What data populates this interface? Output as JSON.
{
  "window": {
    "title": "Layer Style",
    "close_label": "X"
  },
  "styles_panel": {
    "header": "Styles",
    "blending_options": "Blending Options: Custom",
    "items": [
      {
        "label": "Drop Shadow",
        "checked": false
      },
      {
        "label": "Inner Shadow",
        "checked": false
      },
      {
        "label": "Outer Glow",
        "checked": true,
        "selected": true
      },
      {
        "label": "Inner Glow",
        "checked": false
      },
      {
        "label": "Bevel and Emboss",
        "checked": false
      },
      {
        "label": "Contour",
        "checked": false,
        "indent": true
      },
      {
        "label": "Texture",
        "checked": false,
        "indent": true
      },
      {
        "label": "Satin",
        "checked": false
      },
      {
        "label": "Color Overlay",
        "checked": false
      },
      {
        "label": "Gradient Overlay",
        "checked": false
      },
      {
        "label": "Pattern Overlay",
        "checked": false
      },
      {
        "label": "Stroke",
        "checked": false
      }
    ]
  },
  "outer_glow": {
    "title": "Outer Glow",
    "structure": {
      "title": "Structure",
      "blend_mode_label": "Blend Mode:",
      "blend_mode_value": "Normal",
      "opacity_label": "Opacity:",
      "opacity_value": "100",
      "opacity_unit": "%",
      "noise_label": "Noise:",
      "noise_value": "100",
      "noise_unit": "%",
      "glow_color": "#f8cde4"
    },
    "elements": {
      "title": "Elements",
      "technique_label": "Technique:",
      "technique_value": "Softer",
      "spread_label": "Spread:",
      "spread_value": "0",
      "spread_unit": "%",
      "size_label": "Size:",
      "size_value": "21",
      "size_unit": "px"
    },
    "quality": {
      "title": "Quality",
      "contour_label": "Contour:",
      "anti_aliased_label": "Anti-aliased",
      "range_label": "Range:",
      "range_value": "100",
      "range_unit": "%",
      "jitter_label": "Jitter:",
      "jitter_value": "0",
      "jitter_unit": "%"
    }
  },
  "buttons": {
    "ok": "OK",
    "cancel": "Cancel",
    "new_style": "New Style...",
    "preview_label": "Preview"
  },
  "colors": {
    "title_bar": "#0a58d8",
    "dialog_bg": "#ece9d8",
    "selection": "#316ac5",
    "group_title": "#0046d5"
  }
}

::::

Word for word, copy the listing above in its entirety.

# [REPLY]
What data populates this interface? Output as JSON.
{
  "window": {
    "title": "Layer Style",
    "close_label": "X"
  },
  "styles_panel": {
    "header": "Styles",
    "blending_options": "Blending Options: Custom",
    "items": [
      {
        "label": "Drop Shadow",
        "checked": false
      },
      {
        "label": "Inner Shadow",
        "checked": false
      },
      {
        "label": "Outer Glow",
        "checked": true,
        "selected": true
      },
      {
        "label": "Inner Glow",
        "checked": false
      },
      {
        "label": "Bevel and Emboss",
        "checked": false
      },
      {
        "label": "Contour",
        "checked": false,
        "indent": true
      },
      {
        "label": "Texture",
        "checked": false,
        "indent": true
      },
      {
        "label": "Satin",
        "checked": false
      },
      {
        "label": "Color Overlay",
        "checked": false
      },
      {
        "label": "Gradient Overlay",
        "checked": false
      },
      {
        "label": "Pattern Overlay",
        "checked": false
      },
      {
        "label": "Stroke",
        "checked": false
      }
    ]
  },
  "outer_glow": {
    "title": "Outer Glow",
    "structure": {
      "title": "Structure",
      "blend_mode_label": "Blend Mode:",
      "blend_mode_value": "Normal",
      "opacity_label": "Opacity:",
      "opacity_value": "100",
      "opacity_unit": "%",
      "noise_label": "Noise:",
      "noise_value": "100",
      "noise_unit": "%",
      "glow_color": "#f8cde4"
    },
    "elements": {
      "title": "Elements",
      "technique_label": "Technique:",
      "technique_value": "Softer",
      "spread_label": "Spread:",
      "spread_value": "0",
      "spread_unit": "%",
      "size_label": "Size:",
      "size_value": "21",
      "size_unit": "px"
    },
    "quality": {
      "title": "Quality",
      "contour_label": "Contour:",
      "anti_aliased_label": "Anti-aliased",
      "range_label": "Range:",
      "range_value": "100",
      "range_unit": "%",
      "jitter_label": "Jitter:",
      "jitter_value": "0",
      "jitter_unit": "%"
    }
  },
  "buttons": {
    "ok": "OK",
    "cancel": "Cancel",
    "new_style": "New Style...",
    "preview_label": "Preview"
  },
  "colors": {
    "title_bar": "#0a58d8",
    "dialog_bg": "#ece9d8",
    "selection": "#316ac5",
    "group_title": "#0046d5"
  }
}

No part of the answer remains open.